“This, coupled with speeds from 25Mbit/s to 1Gbit/s, means it’s not just a connectivity play but also a way for businesses in the CBD to rethink their IT strategies,” Gilmour says.
“Previously, it may have been too costly to think about moving entire onsite infrastructure into a data centre or the cloud due to the high cost of connectivity, this is no longer the case.”
RSAWeb has been testing the service with two clients over the past month and is now ready to take it to market.
For now, access to fibre is available only to businesses located in the City Bowl, but Gilmour says the project will be expanded to the suburbs of Bellville and Claremont in coming months.

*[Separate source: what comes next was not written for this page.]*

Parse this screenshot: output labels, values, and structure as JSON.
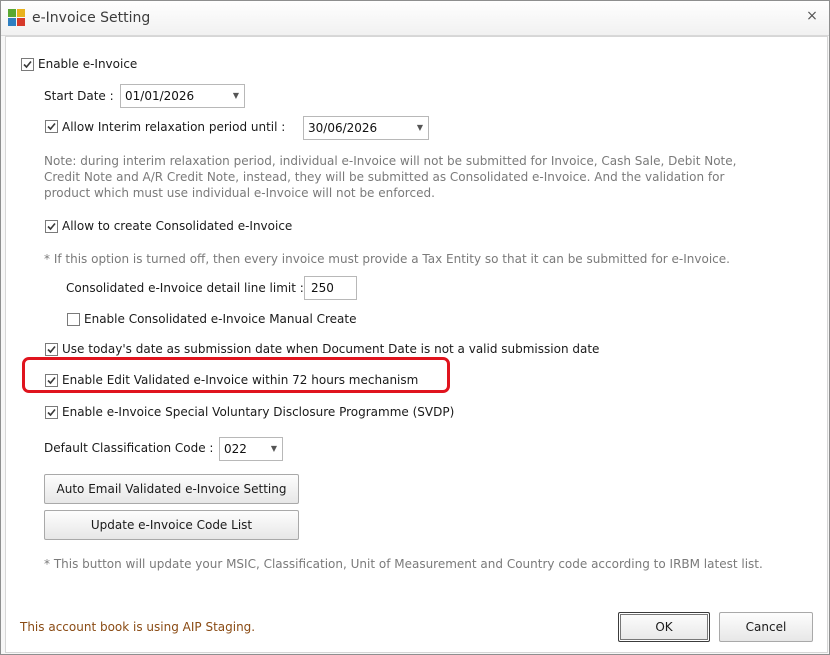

Pricing depends on the distance from the switching centre to the premises of the business and typically ranges from R2 500 to R10 000/month.

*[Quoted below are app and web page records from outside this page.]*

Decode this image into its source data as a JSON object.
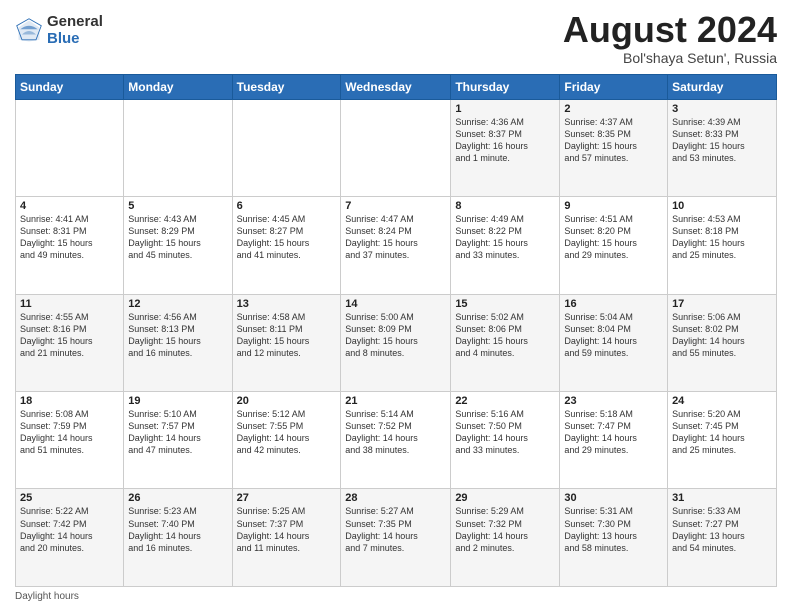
{
  "header": {
    "logo_general": "General",
    "logo_blue": "Blue",
    "month_title": "August 2024",
    "location": "Bol'shaya Setun', Russia"
  },
  "footer": {
    "daylight_label": "Daylight hours"
  },
  "weekdays": [
    "Sunday",
    "Monday",
    "Tuesday",
    "Wednesday",
    "Thursday",
    "Friday",
    "Saturday"
  ],
  "weeks": [
    [
      {
        "day": "",
        "info": ""
      },
      {
        "day": "",
        "info": ""
      },
      {
        "day": "",
        "info": ""
      },
      {
        "day": "",
        "info": ""
      },
      {
        "day": "1",
        "info": "Sunrise: 4:36 AM\nSunset: 8:37 PM\nDaylight: 16 hours\nand 1 minute."
      },
      {
        "day": "2",
        "info": "Sunrise: 4:37 AM\nSunset: 8:35 PM\nDaylight: 15 hours\nand 57 minutes."
      },
      {
        "day": "3",
        "info": "Sunrise: 4:39 AM\nSunset: 8:33 PM\nDaylight: 15 hours\nand 53 minutes."
      }
    ],
    [
      {
        "day": "4",
        "info": "Sunrise: 4:41 AM\nSunset: 8:31 PM\nDaylight: 15 hours\nand 49 minutes."
      },
      {
        "day": "5",
        "info": "Sunrise: 4:43 AM\nSunset: 8:29 PM\nDaylight: 15 hours\nand 45 minutes."
      },
      {
        "day": "6",
        "info": "Sunrise: 4:45 AM\nSunset: 8:27 PM\nDaylight: 15 hours\nand 41 minutes."
      },
      {
        "day": "7",
        "info": "Sunrise: 4:47 AM\nSunset: 8:24 PM\nDaylight: 15 hours\nand 37 minutes."
      },
      {
        "day": "8",
        "info": "Sunrise: 4:49 AM\nSunset: 8:22 PM\nDaylight: 15 hours\nand 33 minutes."
      },
      {
        "day": "9",
        "info": "Sunrise: 4:51 AM\nSunset: 8:20 PM\nDaylight: 15 hours\nand 29 minutes."
      },
      {
        "day": "10",
        "info": "Sunrise: 4:53 AM\nSunset: 8:18 PM\nDaylight: 15 hours\nand 25 minutes."
      }
    ],
    [
      {
        "day": "11",
        "info": "Sunrise: 4:55 AM\nSunset: 8:16 PM\nDaylight: 15 hours\nand 21 minutes."
      },
      {
        "day": "12",
        "info": "Sunrise: 4:56 AM\nSunset: 8:13 PM\nDaylight: 15 hours\nand 16 minutes."
      },
      {
        "day": "13",
        "info": "Sunrise: 4:58 AM\nSunset: 8:11 PM\nDaylight: 15 hours\nand 12 minutes."
      },
      {
        "day": "14",
        "info": "Sunrise: 5:00 AM\nSunset: 8:09 PM\nDaylight: 15 hours\nand 8 minutes."
      },
      {
        "day": "15",
        "info": "Sunrise: 5:02 AM\nSunset: 8:06 PM\nDaylight: 15 hours\nand 4 minutes."
      },
      {
        "day": "16",
        "info": "Sunrise: 5:04 AM\nSunset: 8:04 PM\nDaylight: 14 hours\nand 59 minutes."
      },
      {
        "day": "17",
        "info": "Sunrise: 5:06 AM\nSunset: 8:02 PM\nDaylight: 14 hours\nand 55 minutes."
      }
    ],
    [
      {
        "day": "18",
        "info": "Sunrise: 5:08 AM\nSunset: 7:59 PM\nDaylight: 14 hours\nand 51 minutes."
      },
      {
        "day": "19",
        "info": "Sunrise: 5:10 AM\nSunset: 7:57 PM\nDaylight: 14 hours\nand 47 minutes."
      },
      {
        "day": "20",
        "info": "Sunrise: 5:12 AM\nSunset: 7:55 PM\nDaylight: 14 hours\nand 42 minutes."
      },
      {
        "day": "21",
        "info": "Sunrise: 5:14 AM\nSunset: 7:52 PM\nDaylight: 14 hours\nand 38 minutes."
      },
      {
        "day": "22",
        "info": "Sunrise: 5:16 AM\nSunset: 7:50 PM\nDaylight: 14 hours\nand 33 minutes."
      },
      {
        "day": "23",
        "info": "Sunrise: 5:18 AM\nSunset: 7:47 PM\nDaylight: 14 hours\nand 29 minutes."
      },
      {
        "day": "24",
        "info": "Sunrise: 5:20 AM\nSunset: 7:45 PM\nDaylight: 14 hours\nand 25 minutes."
      }
    ],
    [
      {
        "day": "25",
        "info": "Sunrise: 5:22 AM\nSunset: 7:42 PM\nDaylight: 14 hours\nand 20 minutes."
      },
      {
        "day": "26",
        "info": "Sunrise: 5:23 AM\nSunset: 7:40 PM\nDaylight: 14 hours\nand 16 minutes."
      },
      {
        "day": "27",
        "info": "Sunrise: 5:25 AM\nSunset: 7:37 PM\nDaylight: 14 hours\nand 11 minutes."
      },
      {
        "day": "28",
        "info": "Sunrise: 5:27 AM\nSunset: 7:35 PM\nDaylight: 14 hours\nand 7 minutes."
      },
      {
        "day": "29",
        "info": "Sunrise: 5:29 AM\nSunset: 7:32 PM\nDaylight: 14 hours\nand 2 minutes."
      },
      {
        "day": "30",
        "info": "Sunrise: 5:31 AM\nSunset: 7:30 PM\nDaylight: 13 hours\nand 58 minutes."
      },
      {
        "day": "31",
        "info": "Sunrise: 5:33 AM\nSunset: 7:27 PM\nDaylight: 13 hours\nand 54 minutes."
      }
    ]
  ]
}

Gilmour says RSAWeb’s pricing is “very reasonable” when compared to other fibre products “Companies don’t necessarily spend less when they move to fibre, but they use more data. With a 50Mbit/s or 100Mbit/s connection, you can change your business. You can outsource everything.”
The City of Cape Town’s model is to connect its own buildings rather than buying fibre from Telkom. Instead of building only one sleeve for fibre, it has installed multiple sleeves and is encouraging Internet service providers to resell access to that infrastructure to offset its installation costs.
According to Gilmour, the project is part of Cape Town’s plans to position itself as a “high bandwidth area” in order to attract new businesses and help existing ones grow.
RSAWeb also wants to connect apartments that have sprung up in the CBD in recent years. “Fibre to the home is definitely something we’re looking at,” Gilmour says. “Anyone who is within 300 metres of the network can be connected to it, and it’s relatively inexpensive to do so. The trick is, who’s paying for it? At R2 500/month, it’s probably out of the range of most people.
“Our model is a traditional corporate connectivity model, but we also have a broadband model which will play out when we have a point of presence in a building, as in the case of mixed-use buildings. A corporate customer in a building can play out the residential model with ADSL-style pricing.”
However, Gilmour warns that apartment residents will have to wait until a large number of businesses in the area have signed on. “We have to go after the big wins first but, once those are up and running, then there will be the opportunity to grow the project in other ways.” — (c) 2013 NewsCentral Media